Corrosion is a chemical process whereby materials deteriorate as part of the oxidation process. Corrosion typically occurs when a metal is under stress or is in an anaerobic, or airless, environment. Metal ions dissolve and are taken up by a depolarizer, typically Oxygen.  

Why is corrosion an electrochemical process?

Corrosion is an electrochemical process because it is the process where electrons move from one area of a metal surface to another through an environment hospitable to ions. Liquid, in some form, typically acts as an electrolyte that reacts chemically with the metal surfaces.  

Corrosion normally occurs at a rate determined by an equilibrium between opposing electrochemical reactions. The slowest chemical reaction between ions controls how fast corrosion occurs. It happens because of metals tendency to return to its naturally occurring state, as an oxide or ore.  

One reaction is the anodic reaction, in which a metal is oxidized, releasing electrons into the metal.  

What is the difference between chemical and electrochemical corrosion?

Chemical corrosion occurs in wet conditions such as the presence of electrolyte or moisture. Electrochemical corrosion takes place by an electrochemical attack of corrosive environment on the surface of metal. Electrochemical corrosion is typically faster than chemical corrosion. It is typically more common and more severe.   

What four things are necessary for electrochemical corrosion to occur?

The four things needed for electrochemical corrosion are: anode, cathode, electrolyte, and a return current path.  

Anodic and Cathodic reactions

Anode - The electrode where galvanic reactions generate electrons.  Negative ions are discharged - positive ions are formed. Corrosion occurs at the anode.  

Cathode - The electrode that receives electrons - positive ions are discharged, negative ions are formed. The cathode is protected from corrosion.  

Most metallic corrosion occurs via electrochemical reactions at the interface between the metal and an electrolyte solution.

Electrolyte - The conductor through which current is carried. Electrolytes include aqueous solutions or other liquids.  

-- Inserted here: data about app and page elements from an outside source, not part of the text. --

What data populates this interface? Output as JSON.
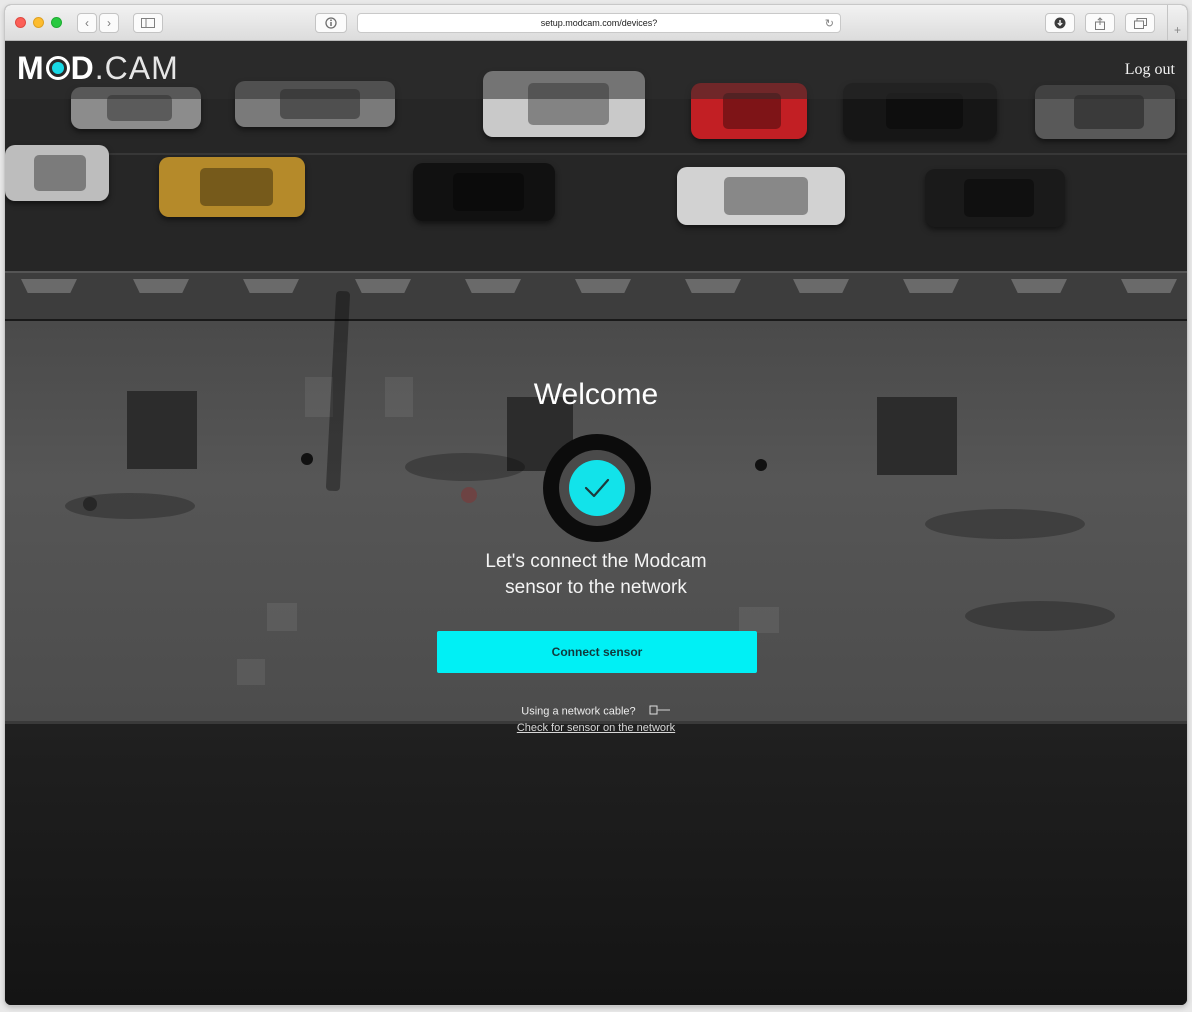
{
  "browser": {
    "url": "setup.modcam.com/devices?"
  },
  "header": {
    "logo_bold": "MOD",
    "logo_thin": ".CAM",
    "logout_label": "Log out"
  },
  "main": {
    "title": "Welcome",
    "subtitle_line1": "Let's connect the Modcam",
    "subtitle_line2": "sensor to the network",
    "connect_button_label": "Connect sensor",
    "cable_question": "Using a network cable?",
    "check_link": "Check for sensor on the network"
  },
  "colors": {
    "accent": "#00f0f5",
    "status_fill": "#12e3ea"
  },
  "icons": [
    "back-arrow-icon",
    "forward-arrow-icon",
    "sidebar-icon",
    "info-icon",
    "reload-icon",
    "download-icon",
    "share-icon",
    "tabs-icon",
    "plus-icon",
    "checkmark-icon",
    "network-cable-icon"
  ]
}
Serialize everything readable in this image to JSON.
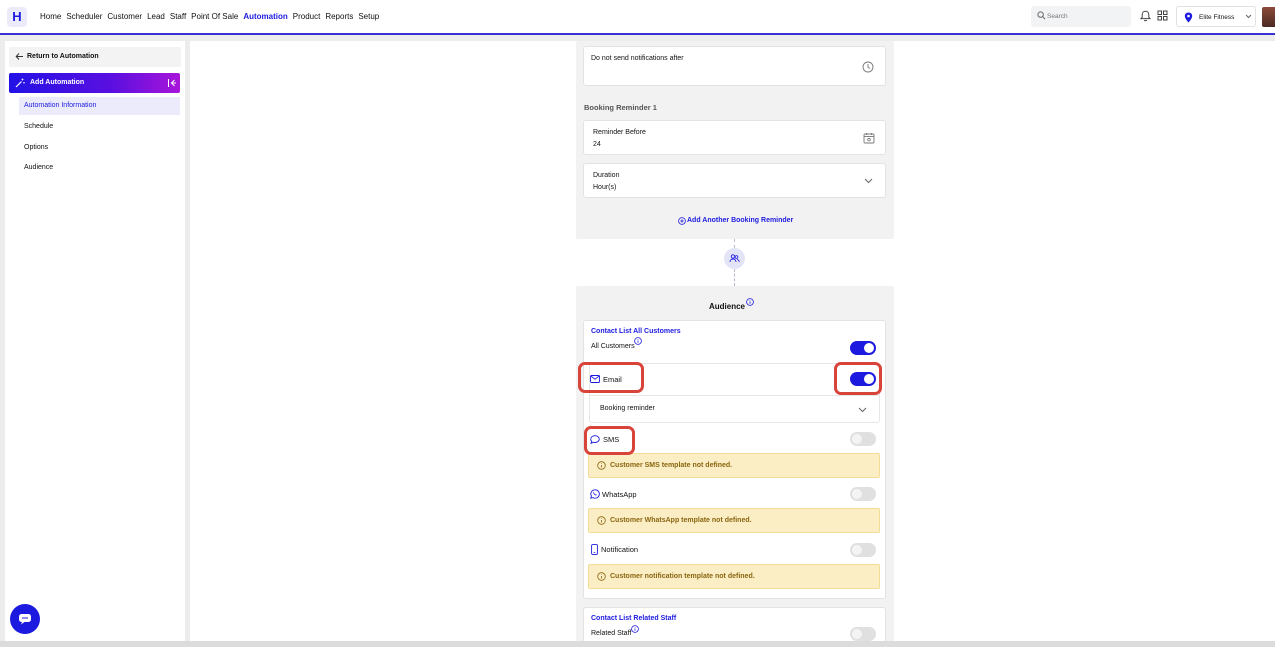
{
  "brand": {
    "logo_letter": "H",
    "accent": "#1d1ae0"
  },
  "nav": {
    "items": [
      "Home",
      "Scheduler",
      "Customer",
      "Lead",
      "Staff",
      "Point Of Sale",
      "Automation",
      "Product",
      "Reports",
      "Setup"
    ],
    "active": "Automation"
  },
  "header": {
    "search_placeholder": "Search",
    "location": "Elite Fitness"
  },
  "sidebar": {
    "return_label": "Return to Automation",
    "add_label": "Add Automation",
    "items": [
      "Automation Information",
      "Schedule",
      "Options",
      "Audience"
    ],
    "active_item": "Automation Information"
  },
  "options_panel": {
    "quiet_label": "Do not send notifications after",
    "reminder_title": "Booking Reminder 1",
    "reminder_before_label": "Reminder Before",
    "reminder_before_value": "24",
    "duration_label": "Duration",
    "duration_value": "Hour(s)",
    "add_reminder": "Add Another Booking Reminder"
  },
  "audience": {
    "title": "Audience",
    "customers": {
      "heading": "Contact List All Customers",
      "all_label": "All Customers",
      "all_on": true,
      "email_label": "Email",
      "email_on": true,
      "email_template": "Booking reminder",
      "sms_label": "SMS",
      "sms_on": false,
      "sms_warning": "Customer SMS template not defined.",
      "whatsapp_label": "WhatsApp",
      "whatsapp_on": false,
      "whatsapp_warning": "Customer WhatsApp template not defined.",
      "notification_label": "Notification",
      "notification_on": false,
      "notification_warning": "Customer notification template not defined."
    },
    "staff": {
      "heading": "Contact List Related Staff",
      "related_label": "Related Staff",
      "related_on": false
    }
  },
  "annotations": {
    "highlight_color": "#d9443a"
  }
}
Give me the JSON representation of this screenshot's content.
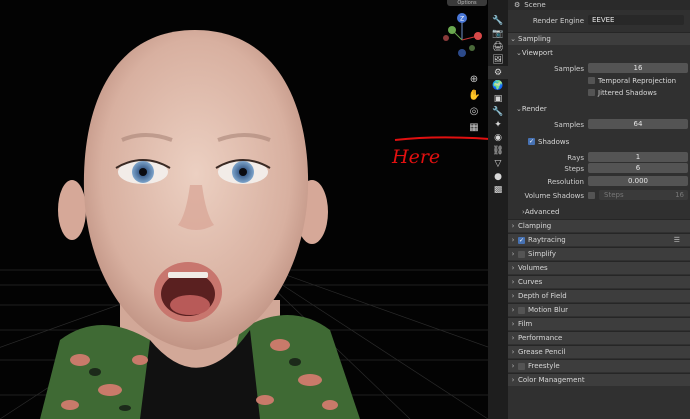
{
  "viewport": {
    "options_label": "Options",
    "gizmo": {
      "z": "Z",
      "y": "Y",
      "x": "X"
    },
    "annotation": "Here"
  },
  "panel": {
    "header": "Scene",
    "render_engine": {
      "label": "Render Engine",
      "value": "EEVEE"
    },
    "sampling": {
      "title": "Sampling",
      "viewport": {
        "title": "Viewport",
        "samples_label": "Samples",
        "samples_value": "16",
        "temporal_reprojection": "Temporal Reprojection",
        "jittered_shadows": "Jittered Shadows"
      },
      "render": {
        "title": "Render",
        "samples_label": "Samples",
        "samples_value": "64",
        "shadows": "Shadows",
        "rays_label": "Rays",
        "rays_value": "1",
        "steps_label": "Steps",
        "steps_value": "6",
        "resolution_label": "Resolution",
        "resolution_value": "0.000",
        "volume_shadows_label": "Volume Shadows",
        "volume_steps_label": "Steps",
        "volume_steps_value": "16"
      },
      "advanced": "Advanced"
    },
    "sections": [
      "Clamping",
      "Raytracing",
      "Simplify",
      "Volumes",
      "Curves",
      "Depth of Field",
      "Motion Blur",
      "Film",
      "Performance",
      "Grease Pencil",
      "Freestyle",
      "Color Management"
    ]
  },
  "colors": {
    "accent": "#4772b3",
    "annotation": "#e11010"
  }
}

The potential of the metal is the means by which the anodic and cathodic reactions are kept in balance.

Return Current Path - The metallic pathway connecting the anode to the cathode. It is often the underlying metal substrate.